Which lines of the records hold the string "SteamDB"? Report only how many of them there are.

==*==

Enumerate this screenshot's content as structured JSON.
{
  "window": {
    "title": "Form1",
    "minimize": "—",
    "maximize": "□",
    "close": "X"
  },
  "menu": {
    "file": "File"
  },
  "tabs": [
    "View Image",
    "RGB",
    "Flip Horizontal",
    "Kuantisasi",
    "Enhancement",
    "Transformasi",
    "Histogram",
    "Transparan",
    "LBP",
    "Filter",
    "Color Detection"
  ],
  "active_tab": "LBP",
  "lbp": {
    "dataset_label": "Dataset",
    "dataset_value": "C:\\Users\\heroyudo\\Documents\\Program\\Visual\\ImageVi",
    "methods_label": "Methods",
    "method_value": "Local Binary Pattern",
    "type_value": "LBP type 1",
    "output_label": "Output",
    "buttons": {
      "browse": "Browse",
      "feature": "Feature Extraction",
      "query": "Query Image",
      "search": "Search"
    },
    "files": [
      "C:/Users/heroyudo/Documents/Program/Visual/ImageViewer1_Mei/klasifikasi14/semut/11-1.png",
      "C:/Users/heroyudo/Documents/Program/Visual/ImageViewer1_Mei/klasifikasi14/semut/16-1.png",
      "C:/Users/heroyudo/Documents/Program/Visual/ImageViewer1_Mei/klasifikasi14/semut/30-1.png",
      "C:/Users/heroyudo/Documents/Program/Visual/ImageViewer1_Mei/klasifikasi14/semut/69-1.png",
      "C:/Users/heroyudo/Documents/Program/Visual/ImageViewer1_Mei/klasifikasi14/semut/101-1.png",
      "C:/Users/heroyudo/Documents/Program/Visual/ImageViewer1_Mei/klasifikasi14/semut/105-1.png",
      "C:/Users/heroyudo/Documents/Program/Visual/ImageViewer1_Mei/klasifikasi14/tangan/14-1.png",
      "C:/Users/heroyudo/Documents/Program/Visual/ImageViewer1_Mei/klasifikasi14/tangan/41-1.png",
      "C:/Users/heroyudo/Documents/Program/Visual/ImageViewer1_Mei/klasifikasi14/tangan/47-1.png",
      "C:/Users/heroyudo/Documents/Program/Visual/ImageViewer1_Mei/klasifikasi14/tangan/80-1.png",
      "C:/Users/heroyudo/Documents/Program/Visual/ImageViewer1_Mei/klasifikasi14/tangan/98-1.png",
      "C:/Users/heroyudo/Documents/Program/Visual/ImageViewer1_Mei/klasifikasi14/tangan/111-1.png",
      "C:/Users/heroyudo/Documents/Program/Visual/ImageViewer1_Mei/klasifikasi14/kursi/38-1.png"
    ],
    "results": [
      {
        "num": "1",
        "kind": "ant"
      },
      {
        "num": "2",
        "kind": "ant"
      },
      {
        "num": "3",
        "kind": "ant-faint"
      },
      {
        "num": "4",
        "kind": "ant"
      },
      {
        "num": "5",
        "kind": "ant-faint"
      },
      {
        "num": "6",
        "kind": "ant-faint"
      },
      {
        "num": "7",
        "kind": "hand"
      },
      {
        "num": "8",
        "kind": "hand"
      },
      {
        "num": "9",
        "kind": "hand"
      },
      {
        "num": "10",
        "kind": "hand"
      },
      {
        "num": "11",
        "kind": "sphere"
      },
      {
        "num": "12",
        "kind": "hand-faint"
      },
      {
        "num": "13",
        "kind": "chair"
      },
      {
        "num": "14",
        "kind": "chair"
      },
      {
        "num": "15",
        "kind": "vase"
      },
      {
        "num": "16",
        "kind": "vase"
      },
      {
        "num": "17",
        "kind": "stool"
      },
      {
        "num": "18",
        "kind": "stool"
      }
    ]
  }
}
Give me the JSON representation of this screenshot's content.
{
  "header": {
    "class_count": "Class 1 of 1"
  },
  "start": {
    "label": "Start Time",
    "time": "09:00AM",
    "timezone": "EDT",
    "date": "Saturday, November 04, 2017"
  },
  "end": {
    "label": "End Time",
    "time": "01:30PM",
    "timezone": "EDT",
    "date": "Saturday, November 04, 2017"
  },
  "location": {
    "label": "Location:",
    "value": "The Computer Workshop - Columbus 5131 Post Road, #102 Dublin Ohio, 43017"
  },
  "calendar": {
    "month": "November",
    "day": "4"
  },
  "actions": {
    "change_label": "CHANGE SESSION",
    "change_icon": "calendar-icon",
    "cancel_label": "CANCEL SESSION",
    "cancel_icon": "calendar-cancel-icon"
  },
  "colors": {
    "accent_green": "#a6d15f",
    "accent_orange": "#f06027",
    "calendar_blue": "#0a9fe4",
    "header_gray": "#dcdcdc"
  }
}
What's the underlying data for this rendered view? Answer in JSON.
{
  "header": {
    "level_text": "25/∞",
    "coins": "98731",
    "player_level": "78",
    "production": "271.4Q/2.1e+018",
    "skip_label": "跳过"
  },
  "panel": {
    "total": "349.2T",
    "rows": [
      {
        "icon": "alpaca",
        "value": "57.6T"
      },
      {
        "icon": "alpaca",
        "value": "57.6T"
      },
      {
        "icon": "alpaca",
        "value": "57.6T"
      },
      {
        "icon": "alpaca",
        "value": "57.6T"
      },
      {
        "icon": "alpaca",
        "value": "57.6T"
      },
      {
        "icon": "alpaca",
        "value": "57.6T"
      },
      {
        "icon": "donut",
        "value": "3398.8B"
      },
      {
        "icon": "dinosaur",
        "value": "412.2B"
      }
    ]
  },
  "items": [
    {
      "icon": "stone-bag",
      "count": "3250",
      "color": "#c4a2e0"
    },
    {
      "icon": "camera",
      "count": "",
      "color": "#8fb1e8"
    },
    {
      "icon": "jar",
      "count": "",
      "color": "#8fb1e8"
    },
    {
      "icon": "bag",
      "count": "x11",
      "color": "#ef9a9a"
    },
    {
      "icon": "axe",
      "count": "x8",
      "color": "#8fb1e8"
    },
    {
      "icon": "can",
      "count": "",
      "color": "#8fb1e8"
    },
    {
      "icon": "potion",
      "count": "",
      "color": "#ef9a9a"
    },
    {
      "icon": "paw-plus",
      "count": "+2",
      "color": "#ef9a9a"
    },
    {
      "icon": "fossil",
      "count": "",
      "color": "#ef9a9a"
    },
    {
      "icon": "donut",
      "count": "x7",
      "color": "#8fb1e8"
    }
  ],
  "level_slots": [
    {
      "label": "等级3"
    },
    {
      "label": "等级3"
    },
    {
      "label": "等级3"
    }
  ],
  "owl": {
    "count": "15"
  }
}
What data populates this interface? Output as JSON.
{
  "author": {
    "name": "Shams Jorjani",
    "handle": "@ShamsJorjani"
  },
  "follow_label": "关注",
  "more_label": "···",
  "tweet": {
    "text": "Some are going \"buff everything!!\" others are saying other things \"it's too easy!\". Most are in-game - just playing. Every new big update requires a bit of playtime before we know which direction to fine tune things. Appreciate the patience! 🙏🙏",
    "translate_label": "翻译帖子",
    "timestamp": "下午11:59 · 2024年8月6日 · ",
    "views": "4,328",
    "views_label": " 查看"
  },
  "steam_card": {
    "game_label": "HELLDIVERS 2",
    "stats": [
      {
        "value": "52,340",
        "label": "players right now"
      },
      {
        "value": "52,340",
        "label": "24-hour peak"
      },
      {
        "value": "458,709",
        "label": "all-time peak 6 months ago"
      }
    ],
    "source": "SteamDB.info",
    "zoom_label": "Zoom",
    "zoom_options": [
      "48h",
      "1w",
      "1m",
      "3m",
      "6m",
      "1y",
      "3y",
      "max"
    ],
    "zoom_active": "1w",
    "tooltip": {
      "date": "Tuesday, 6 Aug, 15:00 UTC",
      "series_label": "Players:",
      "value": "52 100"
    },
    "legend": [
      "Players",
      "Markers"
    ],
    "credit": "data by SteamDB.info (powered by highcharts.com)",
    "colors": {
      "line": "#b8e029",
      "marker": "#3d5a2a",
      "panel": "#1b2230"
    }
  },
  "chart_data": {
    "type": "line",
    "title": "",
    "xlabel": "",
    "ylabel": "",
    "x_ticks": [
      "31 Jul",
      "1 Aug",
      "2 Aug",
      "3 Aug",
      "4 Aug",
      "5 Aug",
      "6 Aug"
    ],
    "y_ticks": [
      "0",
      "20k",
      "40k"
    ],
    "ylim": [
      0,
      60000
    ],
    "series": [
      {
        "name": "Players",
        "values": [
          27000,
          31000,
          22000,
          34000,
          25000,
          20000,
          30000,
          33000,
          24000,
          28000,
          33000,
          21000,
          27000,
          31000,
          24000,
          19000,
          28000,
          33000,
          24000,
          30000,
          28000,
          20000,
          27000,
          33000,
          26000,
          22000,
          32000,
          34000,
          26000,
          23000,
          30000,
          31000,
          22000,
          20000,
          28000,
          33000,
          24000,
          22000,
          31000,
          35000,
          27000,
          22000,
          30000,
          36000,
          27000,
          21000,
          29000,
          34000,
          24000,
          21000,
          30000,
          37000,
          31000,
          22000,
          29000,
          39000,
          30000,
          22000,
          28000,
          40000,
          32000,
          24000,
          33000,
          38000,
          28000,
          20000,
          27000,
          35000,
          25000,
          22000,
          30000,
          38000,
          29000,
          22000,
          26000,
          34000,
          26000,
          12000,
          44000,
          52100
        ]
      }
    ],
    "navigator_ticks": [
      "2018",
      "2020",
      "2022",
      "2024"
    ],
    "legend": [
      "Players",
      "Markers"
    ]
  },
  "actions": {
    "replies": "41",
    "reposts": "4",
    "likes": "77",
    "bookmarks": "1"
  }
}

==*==

**RESPONSE BELOW:**
2